#PalmOilFreeChristmas and the politics of retail

This year’s most popular and memorable Christmas advert may well be the one which never made it on to our TV screens. Marketing tactic or not, Iceland’s banned advert should be praised for raising awareness of the havoc wreaked by the palm oil industry, and for prompting debate on the inevitably political nature of consumer choices.

What happened?

Iceland’s planned Christmas advert features a Greenpeace video of an animated orangutan emotively describing the destruction of its habitat by the palm oil industry. It ends with a pledge that palm oil will be phased out of all of Iceland’s own-brand products by the end of this year. Clearcast, the agency which clears ads for the UK’s commercial channels, prohibited it on the basis that it was too political. It appears they made this decision on the basis of this video being originally produced by Greenpeace. News of the ban has received widespread media coverage and the video has been viewed millions of times on social media.

Why is this important?

Public responses to the ban have highlighted that awareness of the prevalence of palm oil in common products remains low. This ad has the potential to make a real step towards addressing this.

More than half of all supermarket products, from bread to shampoo, contain the ingredient and it is often hidden under one of over 50 names (including vegetable oil, glyceryl and stearate) making it difficult for consumers to spot, let alone avoid. The more consumers know about the impacts of palm oil, the more they can expect and ask of retailers. As we have seen with the increased public awareness of ocean plastics, consumer attitudes are powerful drivers of market shifts.

The broader message resulting from the incident is that the regulator’s definition of what is ‘political’ is an inadequate one and one which is increasingly out of touch with consumer attitudes.

Increasing consumer interest in sustainability demonstrates a growing awareness that every choice we make in the market place is ultimately a political one; indeed, this is the case whether such a choice is made consciously or not.
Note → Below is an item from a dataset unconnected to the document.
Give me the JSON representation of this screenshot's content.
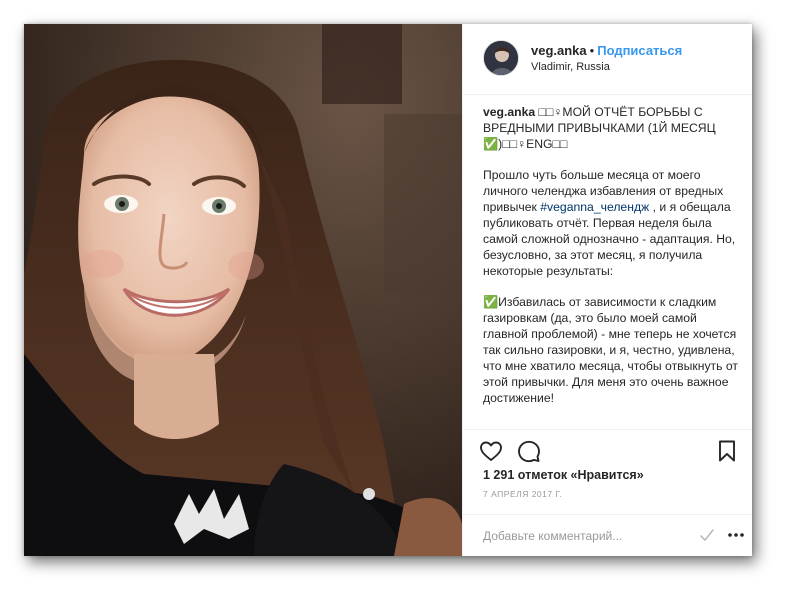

The Iceland advert is arguably political but so is every other advert shown on TV, every product stocked in every store, and every purchasing decision. The fact that adverts depicting consumerism as a demonstration of love are deemed unpolitical, while a reminder of the destruction consumerism can entail is considered too political to air, is both concerning and outdated.

Possible outcomes

It is undeniable that the outcry around the prohibition of this was almost certainly the intended result. However, regardless of cynicism as to the motives, Iceland should be praised for putting their head above the parapet and leading on the palm oil issue. This incident has significantly increased consumer awareness and can be hoped that more aware consumers will drive change from other retailers too.

More broadly, the fact that a major retailer chose to focus their Christmas ad on an environmental issue is a positive sign of changing times. This change reflects increased consumer demand for ethical products. Retailers must now act to provide for this demand. Where Iceland has led, others must follow.

Inevitably the issue is more complicated, and the neatness of the marketing tactics must not distract from much-needed follow-up conversations. Risks have been expressed that removing palm oil from products will lead to its replacement with other oils that are less productive and require greater land conversion from forest to plantation. Iceland’s ban on palm oil is just the first step of a process; the next steps must be ensuring the sourcing of truly sustainable alternatives. Furthermore, despite their market-leading work on palm oil, praise for this ad must not distract from Iceland’s overall need for further sustainability improvements.

For now, however, Iceland certainly deserves praise for innovatively raising awareness both directly of the environmental havoc wreaked by the palm oil industry, and indirectly of the politics of retail choices.

Seahorse hopes that that this is a sign of things to come, and that 2019 will see retailers across the sector make great strides in their responsible sourcing policy.